Changing Institutions in the European Union
A Public Choice Perspective
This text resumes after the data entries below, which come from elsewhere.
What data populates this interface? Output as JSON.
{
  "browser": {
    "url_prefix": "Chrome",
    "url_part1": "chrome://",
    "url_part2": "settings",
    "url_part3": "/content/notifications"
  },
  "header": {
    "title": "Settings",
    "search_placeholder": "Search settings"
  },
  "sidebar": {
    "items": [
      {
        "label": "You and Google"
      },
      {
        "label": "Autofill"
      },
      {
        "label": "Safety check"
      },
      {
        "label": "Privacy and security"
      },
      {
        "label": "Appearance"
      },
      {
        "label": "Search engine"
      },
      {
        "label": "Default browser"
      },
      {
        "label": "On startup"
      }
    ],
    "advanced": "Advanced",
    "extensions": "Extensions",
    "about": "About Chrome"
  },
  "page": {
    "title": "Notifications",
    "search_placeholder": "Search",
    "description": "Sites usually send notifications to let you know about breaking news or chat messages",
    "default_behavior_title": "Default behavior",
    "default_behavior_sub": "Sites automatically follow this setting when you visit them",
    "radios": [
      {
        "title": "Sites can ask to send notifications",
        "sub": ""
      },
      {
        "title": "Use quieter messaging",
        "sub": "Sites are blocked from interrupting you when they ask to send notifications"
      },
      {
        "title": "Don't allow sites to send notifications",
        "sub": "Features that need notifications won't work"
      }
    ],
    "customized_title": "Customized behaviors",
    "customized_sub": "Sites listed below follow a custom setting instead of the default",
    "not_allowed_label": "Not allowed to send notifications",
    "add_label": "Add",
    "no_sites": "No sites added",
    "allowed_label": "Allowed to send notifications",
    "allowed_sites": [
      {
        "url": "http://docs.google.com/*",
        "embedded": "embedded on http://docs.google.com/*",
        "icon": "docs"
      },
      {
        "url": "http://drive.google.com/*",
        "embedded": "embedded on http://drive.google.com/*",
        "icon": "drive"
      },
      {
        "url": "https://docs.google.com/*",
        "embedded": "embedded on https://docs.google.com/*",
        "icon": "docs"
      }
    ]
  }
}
This book makes a valuable, analytical contribution to recent debates on the ongoing institutional changes occurring within the European Union. It provides a comprehensive and diverse insight into a variety of areas, including in-depth studies of fiscal, monetary and voting issues, to help elucidate the current period of transitional change. The authors argue that a fiscal constitution is essential to help solve the deficits and debts that member countries face due to welfare state financing. Moreover, they believe that the successful implementation of a fiscal constitution is the key to a more coherent institutional setting for Europe as a whole. Although monetary institutions within the EU have already secured a degree of constitutional solution in the form of the euro, they warn that its stabilising power should not be overestimated: the European Central Bank has yet to experience financial crises like those faced by the Federal Reserve Bank. The authors move on to propose a new parliamentary design for Europe and assess the advantages for the elite of a small country to join the EU, compared to the population at large. This volume comprehensively explores the rapidly changing institutional configuration of the EU, employing both qualitative and quantitative approaches. It will be required reading for scholars of public choice, and those with an interest in political economy and EU integration. It is also an excellent sourcebook on European institutions and would provide useful complementary reading in a variety of undergraduate and postgraduate courses.